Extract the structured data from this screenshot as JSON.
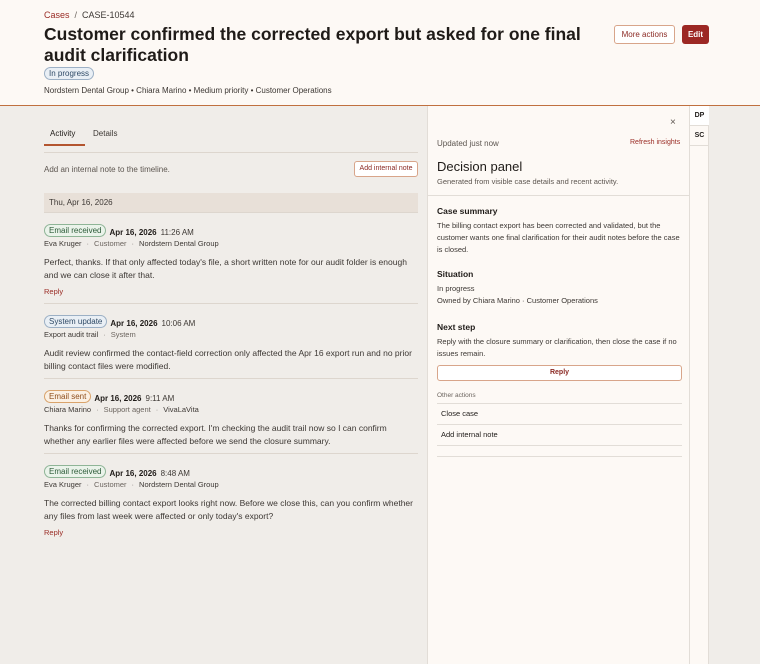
{
  "breadcrumb": {
    "root": "Cases",
    "separator": "/",
    "current": "CASE-10544"
  },
  "case": {
    "title": "Customer confirmed the corrected export but asked for one final audit clarification",
    "status": "In progress",
    "meta": "Nordstern Dental Group • Chiara Marino • Medium priority • Customer Operations"
  },
  "actions": {
    "more": "More actions",
    "edit": "Edit"
  },
  "rail": {
    "tabs": [
      "DP",
      "SC"
    ]
  },
  "tabs": {
    "activity": "Activity",
    "details": "Details"
  },
  "note": {
    "hint": "Add an internal note to the timeline.",
    "button": "Add internal note"
  },
  "date_separator": "Thu, Apr 16, 2026",
  "entries": [
    {
      "type": "Email received",
      "date": "Apr 16, 2026",
      "time": "11:26 AM",
      "author": "Eva Kruger",
      "role": "Customer",
      "org": "Nordstern Dental Group",
      "body": "Perfect, thanks. If that only affected today's file, a short written note for our audit folder is enough and we can close it after that.",
      "reply": "Reply"
    },
    {
      "type": "System update",
      "date": "Apr 16, 2026",
      "time": "10:06 AM",
      "author": "Export audit trail",
      "role": "System",
      "body": "Audit review confirmed the contact-field correction only affected the Apr 16 export run and no prior billing contact files were modified."
    },
    {
      "type": "Email sent",
      "date": "Apr 16, 2026",
      "time": "9:11 AM",
      "author": "Chiara Marino",
      "role": "Support agent",
      "org": "VivaLaVita",
      "body": "Thanks for confirming the corrected export. I'm checking the audit trail now so I can confirm whether any earlier files were affected before we send the closure summary."
    },
    {
      "type": "Email received",
      "date": "Apr 16, 2026",
      "time": "8:48 AM",
      "author": "Eva Kruger",
      "role": "Customer",
      "org": "Nordstern Dental Group",
      "body": "The corrected billing contact export looks right now. Before we close this, can you confirm whether any files from last week were affected or only today's export?",
      "reply": "Reply"
    }
  ],
  "panel": {
    "close": "×",
    "updated": "Updated just now",
    "refresh": "Refresh insights",
    "title": "Decision panel",
    "subtitle": "Generated from visible case details and recent activity.",
    "summary_head": "Case summary",
    "summary": "The billing contact export has been corrected and validated, but the customer wants one final clarification for their audit notes before the case is closed.",
    "situation_head": "Situation",
    "situation_status": "In progress",
    "situation_owner": "Owned by Chiara Marino · Customer Operations",
    "next_head": "Next step",
    "next": "Reply with the closure summary or clarification, then close the case if no issues remain.",
    "reply_button": "Reply",
    "other_head": "Other actions",
    "other_actions": [
      "Close case",
      "Add internal note"
    ]
  }
}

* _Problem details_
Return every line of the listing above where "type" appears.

* _Output for this task_
      "type": "Email received",
      "type": "System update",
      "type": "Email sent",
      "type": "Email received",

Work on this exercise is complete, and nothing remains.